New Jersey restaurant fined for hanging 'males only' hiring sign

Business Civil Rights
NY Gyro King Ny Gyro King/Facebook

NY Gyro King in Bloomfield, New Jersey, was fined by the state division of civil rights for posted a help wanted ad that specified 'males only' apply for the position.

A North Jersey restaurant has been ordered to pay a $1,000 fine after it posted a sign for a job opening on its door that said "males only" should apply for the position, the state division of civil rights said.

NY Gyro King, a middle-eastern restaurant located in Bloomfield, Essex County, put up the help wanted sign on April 20 for a job that involved lifting heavy objects and unloading shipments.

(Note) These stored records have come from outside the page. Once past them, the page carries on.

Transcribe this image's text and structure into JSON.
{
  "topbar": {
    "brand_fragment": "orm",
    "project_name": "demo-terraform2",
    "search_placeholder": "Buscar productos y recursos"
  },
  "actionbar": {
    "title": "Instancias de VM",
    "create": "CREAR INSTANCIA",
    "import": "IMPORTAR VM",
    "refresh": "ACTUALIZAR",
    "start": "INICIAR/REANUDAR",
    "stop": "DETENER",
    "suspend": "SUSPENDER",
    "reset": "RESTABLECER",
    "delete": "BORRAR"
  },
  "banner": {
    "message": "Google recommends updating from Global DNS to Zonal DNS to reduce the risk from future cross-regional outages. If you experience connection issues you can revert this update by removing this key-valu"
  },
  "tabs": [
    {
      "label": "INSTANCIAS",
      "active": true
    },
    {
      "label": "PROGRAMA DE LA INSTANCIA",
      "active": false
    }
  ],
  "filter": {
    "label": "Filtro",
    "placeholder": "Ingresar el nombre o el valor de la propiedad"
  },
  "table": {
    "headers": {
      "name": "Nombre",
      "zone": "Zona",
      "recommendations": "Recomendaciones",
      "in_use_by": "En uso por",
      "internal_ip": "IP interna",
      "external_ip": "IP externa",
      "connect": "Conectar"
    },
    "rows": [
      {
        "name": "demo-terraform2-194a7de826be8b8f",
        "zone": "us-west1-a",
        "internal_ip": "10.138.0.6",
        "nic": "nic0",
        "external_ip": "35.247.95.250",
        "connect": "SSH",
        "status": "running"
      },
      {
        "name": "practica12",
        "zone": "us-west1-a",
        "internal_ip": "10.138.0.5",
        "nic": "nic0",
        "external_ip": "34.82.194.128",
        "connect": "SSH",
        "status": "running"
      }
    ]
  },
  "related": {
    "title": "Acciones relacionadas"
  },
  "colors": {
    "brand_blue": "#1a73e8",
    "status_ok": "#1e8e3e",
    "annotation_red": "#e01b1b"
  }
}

The sign went viral after it was shared on Facebook and the restaurant received criticism for discriminating based on gender.

Amir Ahmad, the restaurant's owner, posted a video on Facebook to apologize, defend himself and explain his rationale for the "common mistake."

"We didn't intend to say something crazy like that. I have a mother, I have a sister, I have a wife, I also have a 2-year-old daughter," Ahmad said. "So if I would say something like that, that would mean it would be OK for anyone to say the same thing to my family, and hell no."

Ahmad added that the employee who previously held the position left suddenly with 24 hours notice. He had to find a replacement and was preparing for Ramadan in the coming weeks. He said he and others observing Ramadan – the month when Muslims fast from sunrise to sunset – would not have been able to sustain the energy needed to meet the intense workload.

The case was one of two that resulted in fines from the Division of Civil Rights in recent months.

Telecommunications company Skyzir Distributions LLC, of Fort Lee, also was fined for placing a help wanted ad seeking a Human Resources Manager which specified “female candidate preferable.”

“Employers cannot base employment decisions on generalizations about what men or women are interested in or capable of,” New Jersey DCR director Rachel Wainer Apter said. “All New Jersey residents must be able to pursue their own talents and passions without artificial limits imposed by gender stereotyping.”